It is an established fact that the task of ensuring software quality starts from the beginning of the software development and doesn’t rest entirely on the shoulders of only one role but on every team member. Also, the absence of bugs doesn’t necessarily translate to software quality.
Implementing quality practices and processes before, during and after development is the first step in the right direction. Listed below are some techniques that you should consider in ensuring the quality of your application:
Session-based Exploratory testing
Session-based exploratory testing (SBET) involves having time-boxed uninterrupted sessions where testers perform exploratory testing on an application focusing on a specific aspect, module or feature of the application. SBET creates a very flexible atmosphere for the tester to creatively explore the product and possibly exhaust all scenarios that the tester can invent rather than being restricted to previously formulated test cases.
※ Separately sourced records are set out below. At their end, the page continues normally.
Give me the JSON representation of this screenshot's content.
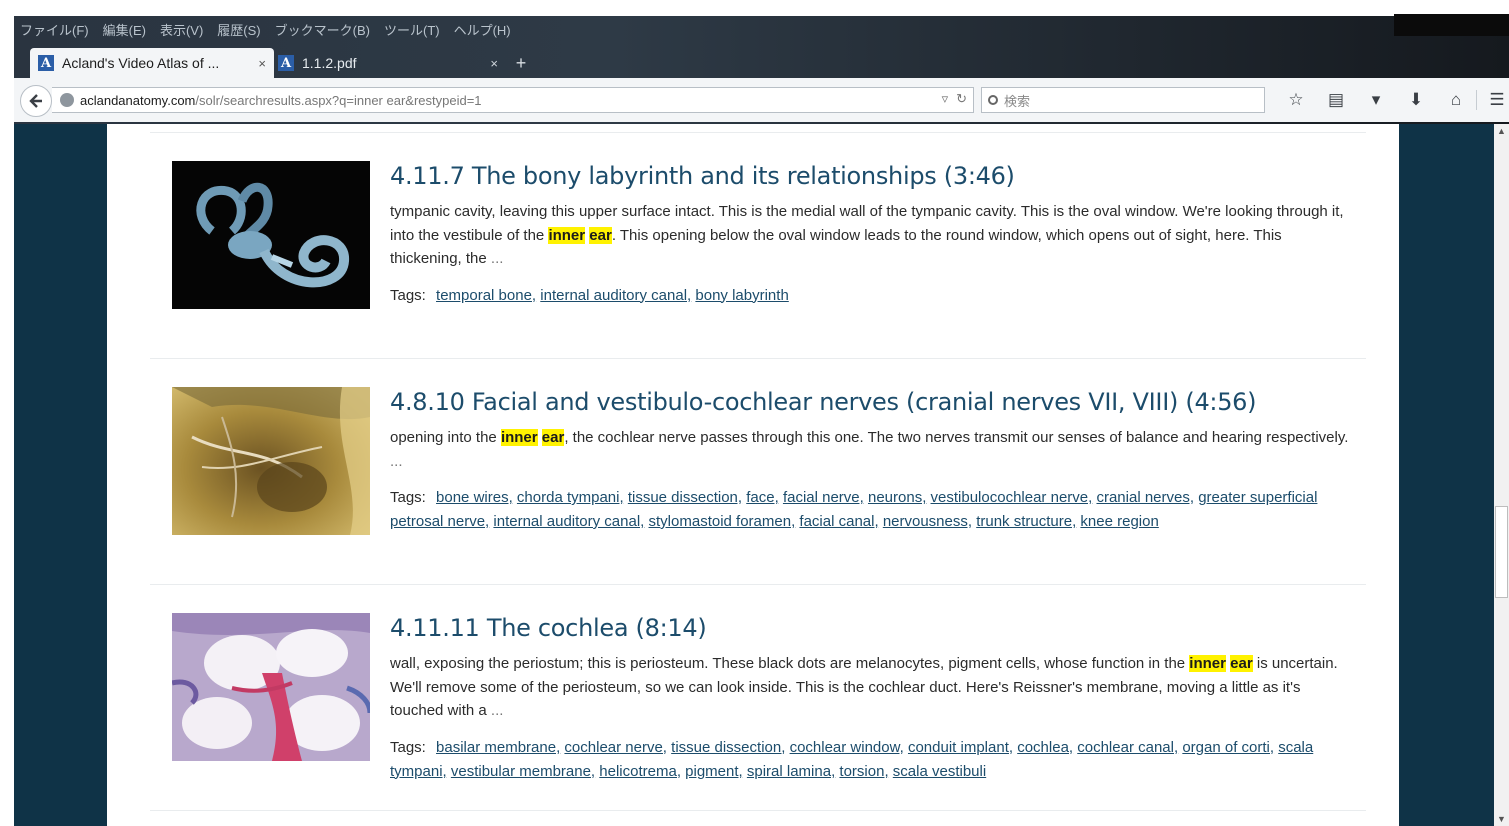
{
  "browser": {
    "menu": [
      "ファイル(F)",
      "編集(E)",
      "表示(V)",
      "履歴(S)",
      "ブックマーク(B)",
      "ツール(T)",
      "ヘルプ(H)"
    ],
    "tabs": [
      {
        "title": "Acland's Video Atlas of ...",
        "close": "×",
        "favicon": "A"
      },
      {
        "title": "1.1.2.pdf",
        "close": "×",
        "favicon": "A"
      }
    ],
    "new_tab": "+",
    "url_host": "aclandanatomy.com",
    "url_path": "/solr/searchresults.aspx?q=inner ear&restypeid=1",
    "search_placeholder": "検索"
  },
  "results": [
    {
      "title": "4.11.7 The bony labyrinth and its relationships (3:46)",
      "snippet_before": "tympanic cavity, leaving this upper surface intact. This is the medial wall of the tympanic cavity. This is the oval window. We're looking through it, into the vestibule of the ",
      "hl1": "inner",
      "hl2": "ear",
      "snippet_after": ". This opening below the oval window leads to the round window, which opens out of sight, here. This thickening, the ",
      "ellipsis": "...",
      "tags_label": "Tags:",
      "tags": [
        "temporal bone,",
        "internal auditory canal,",
        "bony labyrinth"
      ]
    },
    {
      "title": "4.8.10 Facial and vestibulo-cochlear nerves (cranial nerves VII, VIII) (4:56)",
      "snippet_before": "opening into the ",
      "hl1": "inner",
      "hl2": "ear",
      "snippet_after": ", the cochlear nerve passes through this one. The two nerves transmit our senses of balance and hearing respectively. ",
      "ellipsis": "...",
      "tags_label": "Tags:",
      "tags": [
        "bone wires,",
        "chorda tympani,",
        "tissue dissection,",
        "face,",
        "facial nerve,",
        "neurons,",
        "vestibulocochlear nerve,",
        "cranial nerves,",
        "greater superficial petrosal nerve,",
        "internal auditory canal,",
        "stylomastoid foramen,",
        "facial canal,",
        "nervousness,",
        "trunk structure,",
        "knee region"
      ]
    },
    {
      "title": "4.11.11 The cochlea (8:14)",
      "snippet_before": "wall, exposing the periostum; this is periosteum. These black dots are melanocytes, pigment cells, whose function in the ",
      "hl1": "inner",
      "hl2": "ear",
      "snippet_after": " is uncertain. We'll remove some of the periosteum, so we can look inside. This is the cochlear duct. Here's Reissner's membrane, moving a little as it's touched with a ",
      "ellipsis": "...",
      "tags_label": "Tags:",
      "tags": [
        "basilar membrane,",
        "cochlear nerve,",
        "tissue dissection,",
        "cochlear window,",
        "conduit implant,",
        "cochlea,",
        "cochlear canal,",
        "organ of corti,",
        "scala tympani,",
        "vestibular membrane,",
        "helicotrema,",
        "pigment,",
        "spiral lamina,",
        "torsion,",
        "scala vestibuli"
      ]
    }
  ]
}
SBET is also highly recommended for products that are undergoing active development and changes; as it provides the team with the opportunity to take a breather to uncover scenarios that have not been covered in the automation suites, and also to catch user experience related issues.
To get the most of this technique, it is advisable to implement the following:
- Time boxed session with a duration of 45-90 minutes with short breaks,
- Availability of test charter before the session. Test charter is a document that specifies the scope, objectives/goals of the test session
- Get fresh eyes from testers who are new to the application to get new perspectives, insights and suggestions.
- Access to the product manager or a colleague from the business to answer questions
- Bugs, issues and suggestions encountered during the session should be noted and logged.
- Results and observations should be discussed and shared with other stakeholders.
Polish week is an unpopular technique employed by some software teams whereby a week is dedicated to “polishing” software products, improving features, user experience and fixing bugs. All polishing efforts during this week are particularly focused on user-facing related tasks. This serves as a reminder and indicator that the team’s work is ultimately in the service of users. All teams including Dev, QA, DevOps, Designers etc, are focused on this polishing activity. Setting a week aside for these tasks gives the team time to work on features and bugs that normally wouldn’t get addressed due to other prioritized tasks.
To fully take advantage of the benefits of Polish week,
- Larger roadmap projects might have to be put on hold briefly for the week to help the teams focus on improvements to the product
- Improvement tasks/tickets should have been created and groomed beforehand and story points also allocated to the tasks to maximise the period to work on tasks
- Deployment of these improvements should be done and completed by the end of the week
- Polish week could be done every quarter or after a couple of months of software development
Get feedback about your application periodically
Obtaining feedback is another way of obtaining firsthand insight as to how users are using your app, if it helps them solve their problems and if they find it easy to use. Reviewing and analyzing this feedback can also throw some light on what aspects you need to direct more effort especially if there is a trend observed in the feedback reports received about the application. Some of the ways you can obtain meaningful and actionable feedback include;
- Reviewing the bugs or issues logged by customers or users over a period.
- Meeting with Customer Support teams to know the pain points of users/ customers
- User observation; ie closely watching and observing actual users interact with your app. This is usually a quick way to obtain an objective view of the app. To get objective results, try as much as possible to be unobtrusive as possible while taking notes. This can be achieved remotely using tools such as Hotjar, FullStory, Lookback.io etc
- User surveys: Providing forms to customers to seek their opinions as they voluntarily share their experience with the application and what they think needs to be improved.
Do note that getting feedback is just half of the job to be done. The goal is to improve the overall quality of your software and what you do with this feedback determines the result you get and how far you go with the goal you are trying to achieve
Automatic Static Code Analysis:
Static Code Analysis are tools that help to continuously inspect code quality by performing automatic code reviews to detect bugs, code smells, and in fact security vulnerabilities in some cases. Many of these static code analysis tools provide extensive code quality reports that cover the number of code bugs, coding standards, duplicated code and code coverage. They are usually very easy to set up and capable of integrating seamlessly with most CI/CD (Continuous Integration and Deployment) tools. Many of these tools offer both open-source and paid versions and are capable of supporting many programming languages. Examples of popular static code analysis tools include SonarQube, Embold, Veracode, Brakeman just to mention a few.
Static code analysis should not be seen as a replacement for code peer reviews. Employing both is highly recommended because it helps overall code quality as the code undergoes multiple checks and assessments. Applying static code analysis tools early in software development enforces development standards and good practices in the development team from the beginning, not when the codebase is very large and complex.
Doing the same thing over and over again while expecting the same result is insanity – Albert Einstein.
Why not try something different, something unconventional?